This is part of a larger vision of future classrooms where human instruction and AI technology interact to improve educational environments and the learning experience.
Venell, Tessa. "Artificial Intelligence and the Classroom of the Future." BrandeisNOW, November 19, 2020.
Existing and emerging technologies can help save teacher time—time that could be redirected toward student learning. But to capture the potential, stakeholders need to address four imperatives.
Bryant, Jake, Christine Heitz, Saurabh Sanghvi, and Dilip Wagle. "Artificial Intelligence in Education: How Will it Impact K-12 Teachers?" McKinsey & Company, January 14, 2020.
The average American produces four and a half pounds of trash every single day, and, as a whole, the U.S. generates nearly a quarter of a billion tons of garbage each year. Yet one person’s trash is another’s treasure. For instance, entire television channels are devoted to hoarders, and artists around the world craft “garbage art” from found materials. So what can we learn about ourselves from what we discard and what we keep? What stories are contained in the detritus of contemporary life?
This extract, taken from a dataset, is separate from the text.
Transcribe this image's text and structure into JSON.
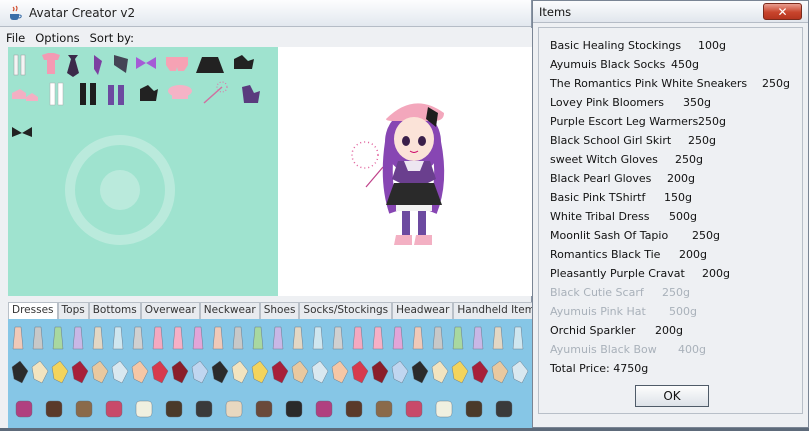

National Humanities Center Fellow Stephanie Foote, Jackson and Nichols Professor of English at West Virginia University, is beginning to answer these questions. In this podcast, she discusses her current work on the “art of garbage” and the intersections of consumer culture, the global economy, and the environment. Foote also speculates about how contemporary literature (such as the emergence of “climate fiction”) mediates the presence of planetary waste. In one form or another, whether celebrated or spurned, garbage, it turns out, is always with us.
Students will explore their interests and goals to share with a broader audience. An autobiographical video allows middle school students an opportunity to present themselves to adults and peers. Speaking to an audience of adults and peers is one of the key interpersonal skills that we would like students to develop.
The banjo links disparate musical and cultural traditions — from Africa to the Caribbean to the United States — and its history is deeply interwoven with the history of those places. In this podcast, host Robert Newman talks with Laurent Dubois about this history and his book, The Banjo: America’s African Instrument, published earlier this year by Harvard University Press.
Laurent Dubois is professor of history and romance studies and faculty director of the Forum for Scholars and Publics at Duke University. He is a specialist on the history and culture of the Atlantic world, with a focus on the Caribbean and particularly Haiti. His previous books include Haiti: The Aftershocks of History (2012), Soccer Empire: The World Cup and the Future of France (2010), Avengers of the New World: The Story of the Haitian Revolution (2004), and A Colony of Citizens: Revolution and Slave Emancipation in the French Caribbean, 1787–1804 (2004). Dubois worked on The Banjo: America’s African Instrument while he was a Fellow at the National Humanities Center in 2008–09. As a Fellow at the Center again this year, he is working on a biography of dancer, choreographer, and activist Katherine Dunham.
This webinar will focus on the production of a graphic history of the Civil War, emphasizing the challenges of representation when it comes to one of the most politically fraught chapters in the history of the United States.
Clip 1/4. This webinar will focus on the production of a graphic history of the Civil War, emphasizing the challenges of representation when it comes to one of the most politically fraught chapters in the history of the United States.
Clip 2/4. This webinar will focus on the production of a graphic history of the Civil War, emphasizing the challenges of representation when it comes to one of the most politically fraught chapters in the history of the United States.